Strachey of course means the second plantation and not the first, which, according to the weight of authority, consisted of only fifteen men and no women.
In George Percy’s Discourse concerning Captain Newport’s exploration of the River James in 1607 (printed in Purchas’s “Pilgrims”) is this sentence: “At Port Cotage, in our voyage up the river, we saw a savage boy, about the age of ten years, which had a head of hair of a perfect yellow, and reasonably white skin, which is a miracle amongst all savages.” Mr. Neill, in his “History of the Virginia Company,” says that this boy “was no doubt the offspring of the colonists left at Roanoke by White, of whom four men, two boys, and one young maid had been preserved from slaughter by an Indian Chief.” Under the circumstances, “no doubt” is a very strong expression for a historian to use.
This belief in the sometime survival of the Roanoke colonists, and their amalgamation with the Indians, lingered long in colonial gossip. Lawson, in his History, published in London in 1718, mentions a tradition among the Hatteras Indians, “that several of their ancestors were white people and could talk from a book; the truth of which is confirmed by gray eyes being among these Indians and no others.”
But the myth of Virginia Dare stands no chance beside that of Pocahontas.
FIRST PLANTING OF THE COLONY
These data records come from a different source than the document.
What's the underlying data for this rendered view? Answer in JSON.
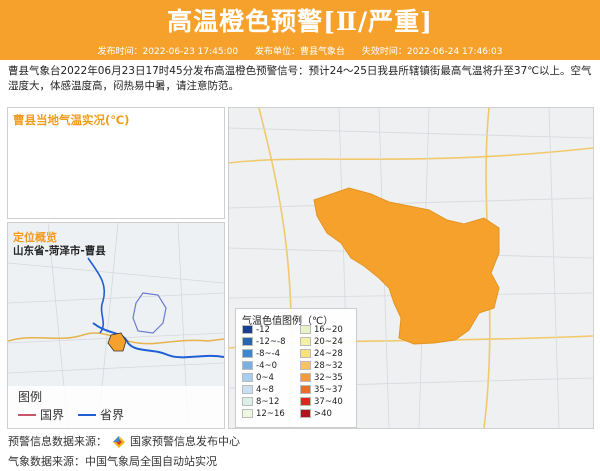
{
  "header": {
    "title": "高温橙色预警[Ⅱ/严重]",
    "publish_time": "发布时间：2022-06-23 17:45:00",
    "publisher": "发布单位：曹县气象台",
    "expire_time": "失效时间：2022-06-24 17:46:03"
  },
  "description": "曹县气象台2022年06月23日17时45分发布高温橙色预警信号：预计24～25日我县所辖镇街最高气温将升至37℃以上。空气湿度大，体感温度高，闷热易中暑，请注意防范。",
  "temp_panel": {
    "title": "曹县当地气温实况(℃)"
  },
  "location_panel": {
    "title": "定位概览",
    "location": "山东省-菏泽市-曹县",
    "legend_title": "图例",
    "legend_items": [
      {
        "label": "国界",
        "color": "#c9566a"
      },
      {
        "label": "省界",
        "color": "#1f5fd6"
      }
    ]
  },
  "big_map": {
    "legend_title": "气温色值图例（℃）",
    "legend_items": [
      {
        "label": "-12",
        "color": "#1b3f8f"
      },
      {
        "label": "16~20",
        "color": "#e7f2c6"
      },
      {
        "label": "-12~-8",
        "color": "#2a62b8"
      },
      {
        "label": "20~24",
        "color": "#f4f0a8"
      },
      {
        "label": "-8~-4",
        "color": "#3f86cf"
      },
      {
        "label": "24~28",
        "color": "#f8e07a"
      },
      {
        "label": "-4~0",
        "color": "#7bb0e2"
      },
      {
        "label": "28~32",
        "color": "#f7c35d"
      },
      {
        "label": "0~4",
        "color": "#a9cdee"
      },
      {
        "label": "32~35",
        "color": "#f29c3d"
      },
      {
        "label": "4~8",
        "color": "#c8e0f2"
      },
      {
        "label": "35~37",
        "color": "#ec6a2b"
      },
      {
        "label": "8~12",
        "color": "#dcefe7"
      },
      {
        "label": "37~40",
        "color": "#d9291e"
      },
      {
        "label": "12~16",
        "color": "#eef7df"
      },
      {
        "label": ">40",
        "color": "#b5101c"
      }
    ]
  },
  "footer": {
    "warning_source_label": "预警信息数据来源：",
    "warning_source": "国家预警信息发布中心",
    "weather_source": "气象数据来源：中国气象局全国自动站实况"
  },
  "colors": {
    "header": "#f7a12d",
    "region": "#f7a12d",
    "accent_title": "#f39b1b"
  }
}
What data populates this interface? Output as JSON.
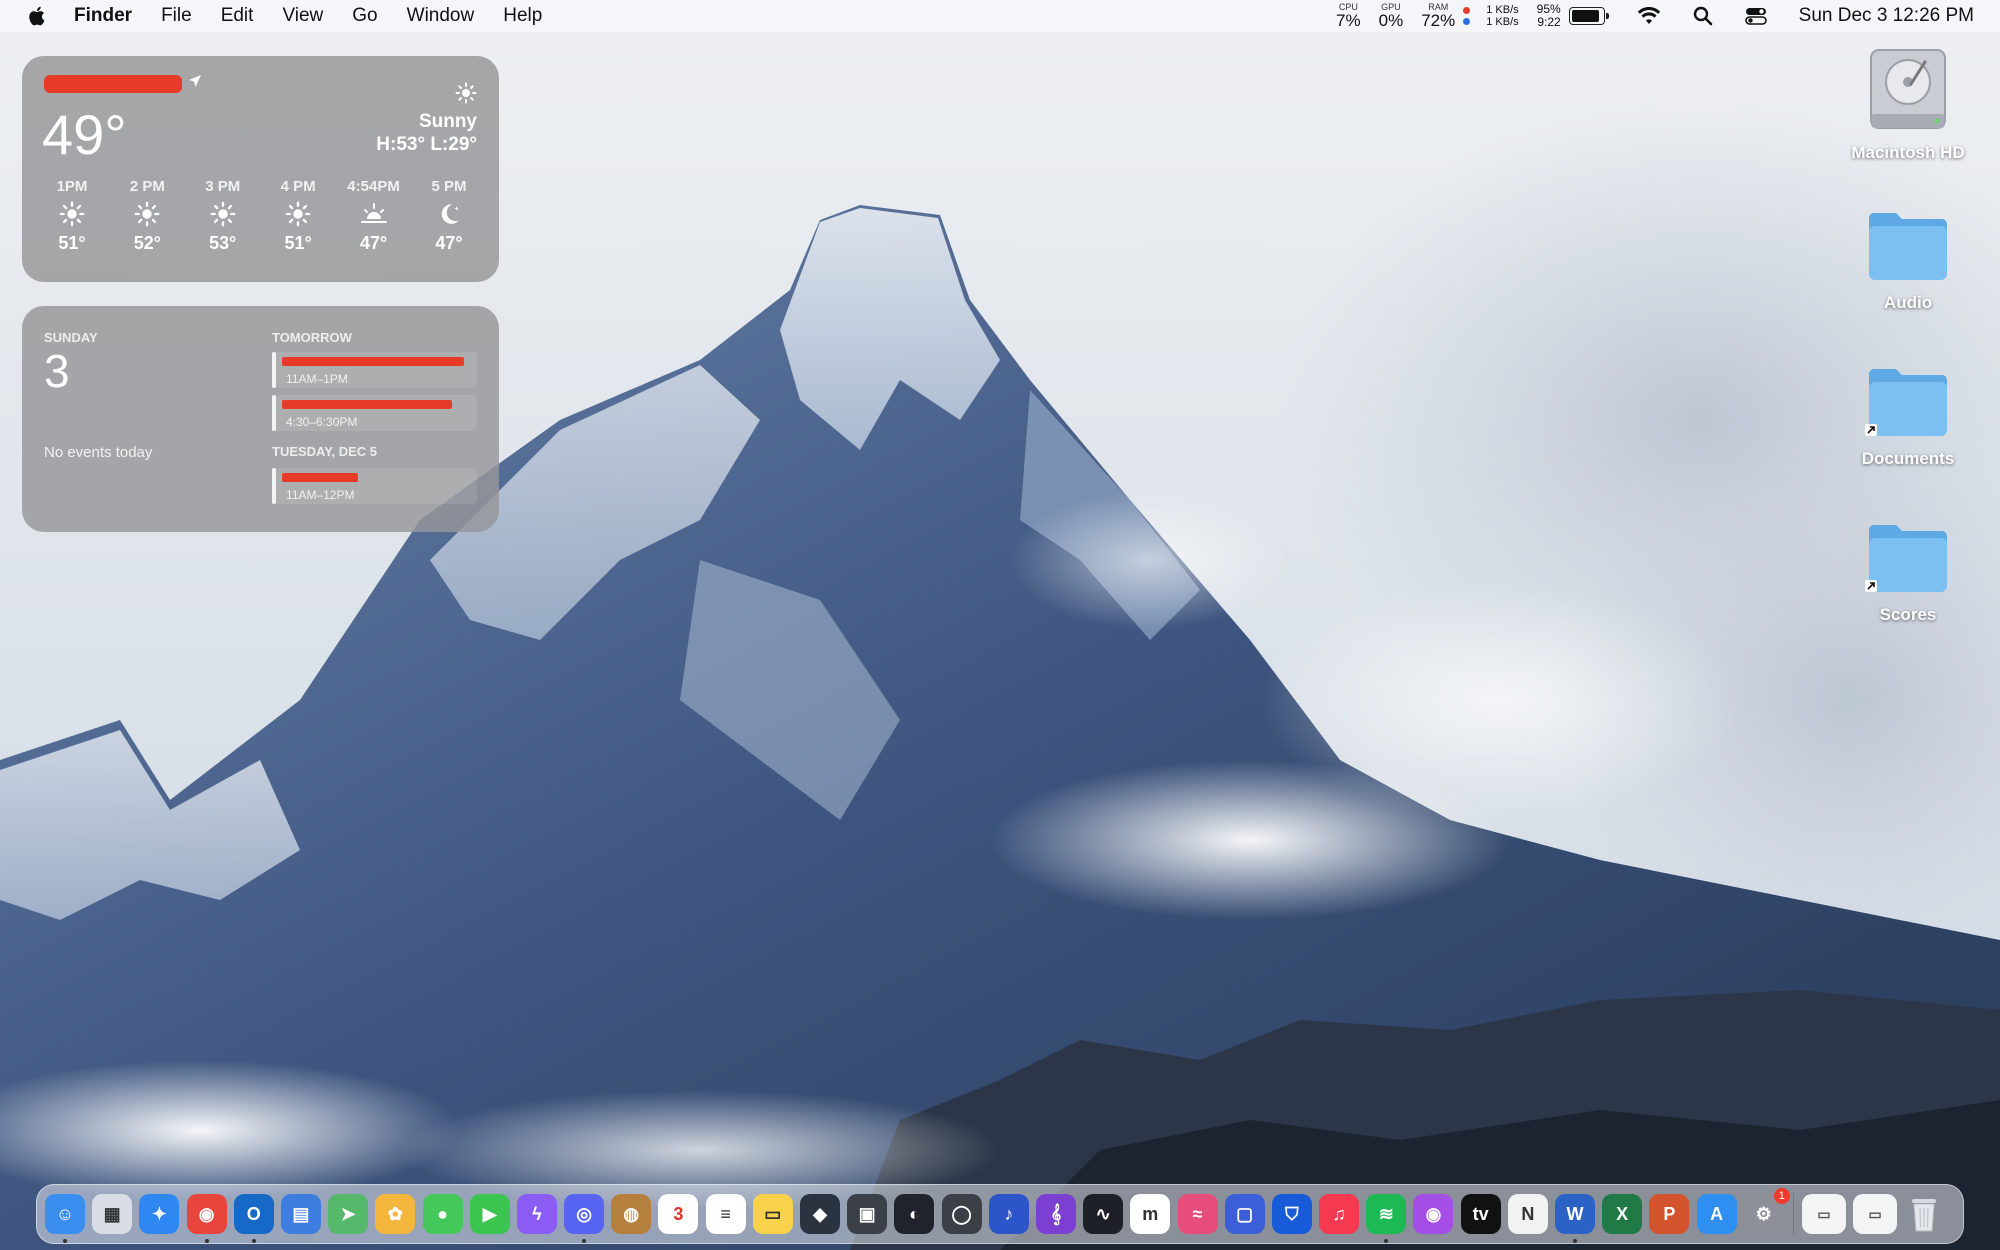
{
  "menubar": {
    "app_name": "Finder",
    "menus": [
      "File",
      "Edit",
      "View",
      "Go",
      "Window",
      "Help"
    ],
    "cpu": {
      "label": "CPU",
      "value": "7%"
    },
    "gpu": {
      "label": "GPU",
      "value": "0%"
    },
    "ram": {
      "label": "RAM",
      "value": "72%"
    },
    "net": {
      "up": "1 KB/s",
      "down": "1 KB/s"
    },
    "battery": {
      "percent": "95%",
      "time": "9:22",
      "level": 0.95
    },
    "clock": "Sun Dec 3  12:26 PM"
  },
  "weather": {
    "temp": "49°",
    "condition": "Sunny",
    "hilo": "H:53° L:29°",
    "hours": [
      {
        "time": "1PM",
        "icon": "sun-icon",
        "temp": "51°"
      },
      {
        "time": "2 PM",
        "icon": "sun-icon",
        "temp": "52°"
      },
      {
        "time": "3 PM",
        "icon": "sun-icon",
        "temp": "53°"
      },
      {
        "time": "4 PM",
        "icon": "sun-icon",
        "temp": "51°"
      },
      {
        "time": "4:54PM",
        "icon": "sunset-icon",
        "temp": "47°"
      },
      {
        "time": "5 PM",
        "icon": "moon-icon",
        "temp": "47°"
      }
    ]
  },
  "calendar": {
    "weekday": "SUNDAY",
    "date": "3",
    "no_events": "No events today",
    "tomorrow_label": "TOMORROW",
    "tuesday_label": "TUESDAY, DEC 5",
    "events": [
      {
        "time": "11AM–1PM"
      },
      {
        "time": "4:30–6:30PM"
      },
      {
        "time": "11AM–12PM"
      }
    ]
  },
  "desktop": {
    "icons": [
      {
        "label": "Macintosh HD",
        "icon": "hard-drive-icon"
      },
      {
        "label": "Audio",
        "icon": "folder-icon"
      },
      {
        "label": "Documents",
        "icon": "folder-alias-icon"
      },
      {
        "label": "Scores",
        "icon": "folder-alias-icon"
      }
    ]
  },
  "dock": {
    "apps": [
      {
        "name": "finder",
        "color": "#3a8ef0",
        "glyph": "☺"
      },
      {
        "name": "launchpad",
        "color": "#d9dde5",
        "glyph": "▦"
      },
      {
        "name": "safari",
        "color": "#2f88f2",
        "glyph": "✦"
      },
      {
        "name": "chrome",
        "color": "#e8453c",
        "glyph": "◉"
      },
      {
        "name": "outlook",
        "color": "#1669c7",
        "glyph": "O"
      },
      {
        "name": "files",
        "color": "#3e7de0",
        "glyph": "▤"
      },
      {
        "name": "maps",
        "color": "#55b86a",
        "glyph": "➤"
      },
      {
        "name": "photos",
        "color": "#f4b63c",
        "glyph": "✿"
      },
      {
        "name": "messages",
        "color": "#45c85a",
        "glyph": "●"
      },
      {
        "name": "facetime",
        "color": "#3cc451",
        "glyph": "▶"
      },
      {
        "name": "messenger",
        "color": "#8a5cf4",
        "glyph": "ϟ"
      },
      {
        "name": "discord",
        "color": "#5865f2",
        "glyph": "◎"
      },
      {
        "name": "contacts",
        "color": "#b5803e",
        "glyph": "◍"
      },
      {
        "name": "calendar",
        "color": "#ffffff",
        "glyph": "3"
      },
      {
        "name": "reminders",
        "color": "#ffffff",
        "glyph": "≡"
      },
      {
        "name": "notes",
        "color": "#f7d24a",
        "glyph": "▭"
      },
      {
        "name": "davinci",
        "color": "#2c3340",
        "glyph": "◆"
      },
      {
        "name": "compressor",
        "color": "#3a3f48",
        "glyph": "▣"
      },
      {
        "name": "obs",
        "color": "#20232b",
        "glyph": "◐"
      },
      {
        "name": "logic",
        "color": "#3b3f46",
        "glyph": "◯"
      },
      {
        "name": "audio-app",
        "color": "#2b55c9",
        "glyph": "♪"
      },
      {
        "name": "musescore",
        "color": "#7b3fd1",
        "glyph": "𝄞"
      },
      {
        "name": "activity",
        "color": "#1d2026",
        "glyph": "∿"
      },
      {
        "name": "m-app",
        "color": "#ffffff",
        "glyph": "m"
      },
      {
        "name": "waveform",
        "color": "#e64d7a",
        "glyph": "≈"
      },
      {
        "name": "screens",
        "color": "#3a5fd6",
        "glyph": "▢"
      },
      {
        "name": "bitwarden",
        "color": "#185bd8",
        "glyph": "⛉"
      },
      {
        "name": "music",
        "color": "#f5394e",
        "glyph": "♫"
      },
      {
        "name": "spotify",
        "color": "#1db954",
        "glyph": "≋"
      },
      {
        "name": "podcasts",
        "color": "#a34ee6",
        "glyph": "◉"
      },
      {
        "name": "tv",
        "color": "#111111",
        "glyph": "tv"
      },
      {
        "name": "news",
        "color": "#f2f2f2",
        "glyph": "N"
      },
      {
        "name": "word",
        "color": "#2b62c5",
        "glyph": "W"
      },
      {
        "name": "excel",
        "color": "#1f7a45",
        "glyph": "X"
      },
      {
        "name": "powerpoint",
        "color": "#d2532c",
        "glyph": "P"
      },
      {
        "name": "app-store",
        "color": "#2e8ff0",
        "glyph": "A"
      },
      {
        "name": "system-settings",
        "color": "#8d9099",
        "glyph": "⚙"
      }
    ],
    "settings_badge": "1",
    "running": [
      "finder",
      "chrome",
      "outlook",
      "discord",
      "spotify",
      "word"
    ]
  }
}
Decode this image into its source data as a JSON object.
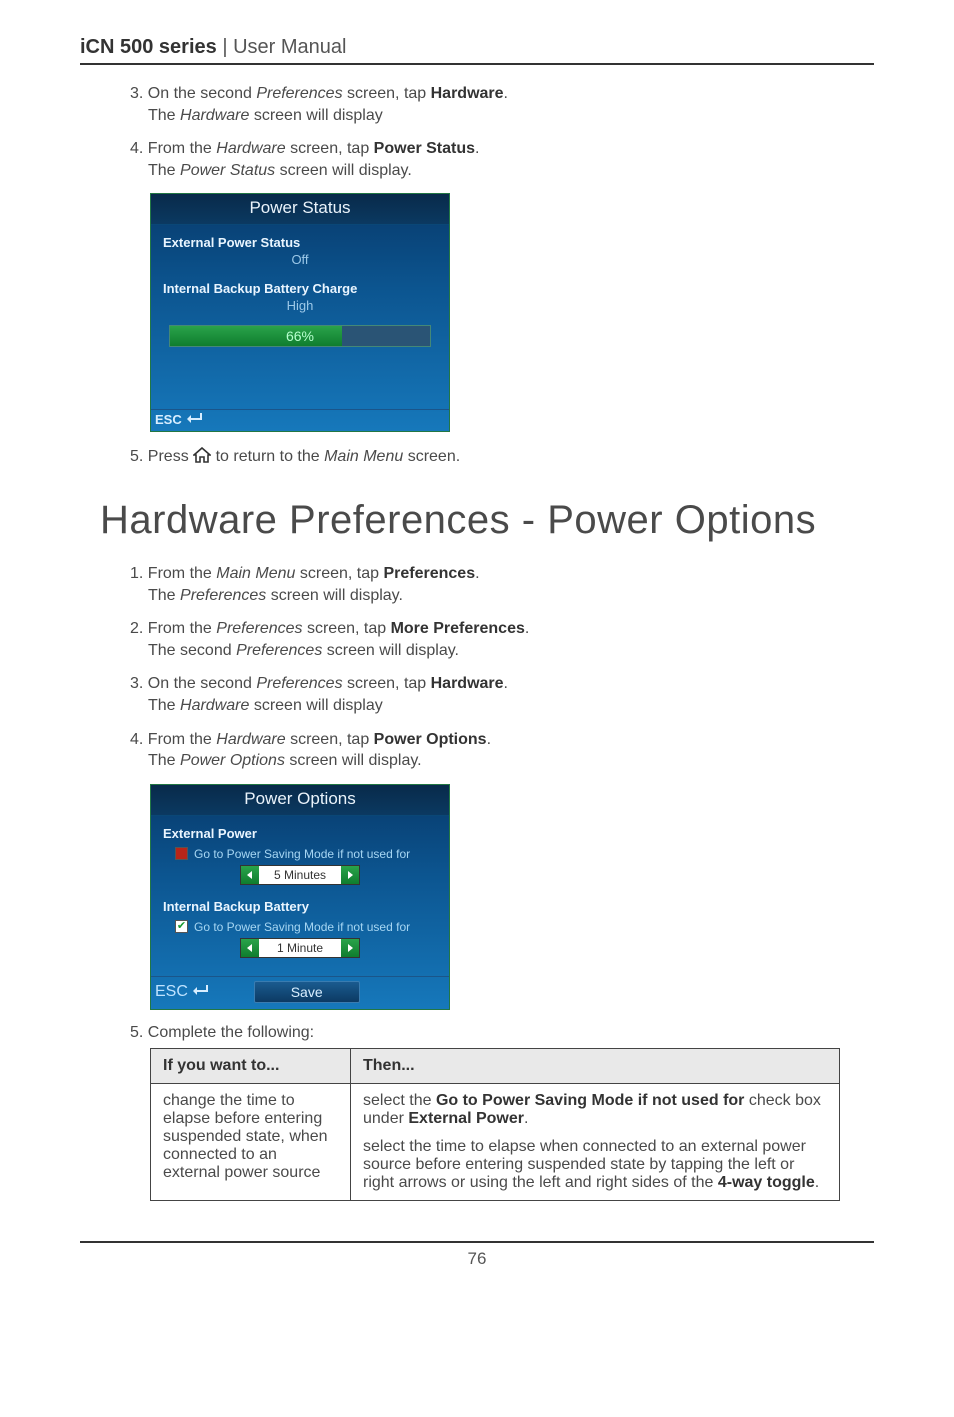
{
  "header": {
    "product": "iCN 500 series",
    "sep": " | ",
    "doc": "User Manual"
  },
  "steps_a": {
    "s3_num": "3. ",
    "s3_a_pre": "On the second ",
    "s3_a_ital": "Preferences",
    "s3_a_mid": " screen, tap ",
    "s3_a_bold": "Hardware",
    "s3_a_post": ".",
    "s3_b_pre": "The ",
    "s3_b_ital": "Hardware",
    "s3_b_post": " screen will display",
    "s4_num": "4. ",
    "s4_a_pre": "From the ",
    "s4_a_ital": "Hardware",
    "s4_a_mid": " screen, tap ",
    "s4_a_bold": "Power Status",
    "s4_a_post": ".",
    "s4_b_pre": "The ",
    "s4_b_ital": "Power Status",
    "s4_b_post": " screen will display.",
    "s5_num": "5. ",
    "s5_a_pre": "Press ",
    "s5_a_mid": " to return to the ",
    "s5_a_ital": "Main Menu",
    "s5_a_post": " screen."
  },
  "device1": {
    "title": "Power Status",
    "row1_label": "External Power Status",
    "row1_val": "Off",
    "row2_label": "Internal Backup Battery Charge",
    "row2_val": "High",
    "progress": "66%",
    "esc": "ESC"
  },
  "section_title": "Hardware Preferences - Power Options",
  "steps_b": {
    "s1_num": "1. ",
    "s1_a_pre": "From the ",
    "s1_a_ital": "Main Menu",
    "s1_a_mid": " screen, tap ",
    "s1_a_bold": "Preferences",
    "s1_a_post": ".",
    "s1_b_pre": "The ",
    "s1_b_ital": "Preferences",
    "s1_b_post": " screen will display.",
    "s2_num": "2. ",
    "s2_a_pre": "From the ",
    "s2_a_ital": "Preferences",
    "s2_a_mid": " screen, tap ",
    "s2_a_bold": "More Preferences",
    "s2_a_post": ".",
    "s2_b_pre": "The second ",
    "s2_b_ital": "Preferences",
    "s2_b_post": " screen will display.",
    "s3_num": "3. ",
    "s3_a_pre": "On the second ",
    "s3_a_ital": "Preferences",
    "s3_a_mid": " screen, tap ",
    "s3_a_bold": "Hardware",
    "s3_a_post": ".",
    "s3_b_pre": "The ",
    "s3_b_ital": "Hardware",
    "s3_b_post": " screen will display",
    "s4_num": "4. ",
    "s4_a_pre": "From the ",
    "s4_a_ital": "Hardware",
    "s4_a_mid": " screen, tap ",
    "s4_a_bold": "Power Options",
    "s4_a_post": ".",
    "s4_b_pre": "The ",
    "s4_b_ital": "Power Options",
    "s4_b_post": " screen will display.",
    "s5_num": "5. ",
    "s5_text": "Complete the following:"
  },
  "device2": {
    "title": "Power Options",
    "ext_label": "External Power",
    "ext_chk_text": "Go to Power Saving Mode if not used for",
    "ext_spin": "5 Minutes",
    "int_label": "Internal Backup Battery",
    "int_chk_text": "Go to Power Saving Mode if not used for",
    "int_spin": "1 Minute",
    "esc": "ESC",
    "save": "Save"
  },
  "table": {
    "h1": "If you want to...",
    "h2": "Then...",
    "r1c1": "change the time to elapse before entering suspended state, when connected to an external power source",
    "r1c2_a_pre": "select the ",
    "r1c2_a_bold": "Go to Power Saving Mode if not used for",
    "r1c2_a_mid": " check box under ",
    "r1c2_a_bold2": "External Power",
    "r1c2_a_post": ".",
    "r1c2_b_pre": "select the time to elapse when connected to an external power source before entering suspended state by tapping the left or right arrows or using the left and right sides of the ",
    "r1c2_b_bold": "4-way toggle",
    "r1c2_b_post": "."
  },
  "page_number": "76"
}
The way was now prepared for the advent of Captain John Smith in Virginia. It is true that we cannot give him his own title of its discoverer, but the plantation had been practically abandoned, all the colonies had ended in disaster, all the governors and captains had lacked the gift of perseverance or had been early drawn into other adventures, wholly disposed, in the language of Captain John White, “to seek after purchase and spoils,” and but for the energy and persistence of Captain Smith the expedition of 1606 might have had no better fate. It needed a man of tenacious will to hold a colony together in one spot long enough to give it root. Captain Smith was that man, and if we find him glorying in his exploits, and repeating upon single big Indians the personal prowess that distinguished him in Transylvania and in the mythical Nalbrits, we have only to transfer our sympathy from the Turks to the Sasquesahanocks if the sense of his heroism becomes oppressive.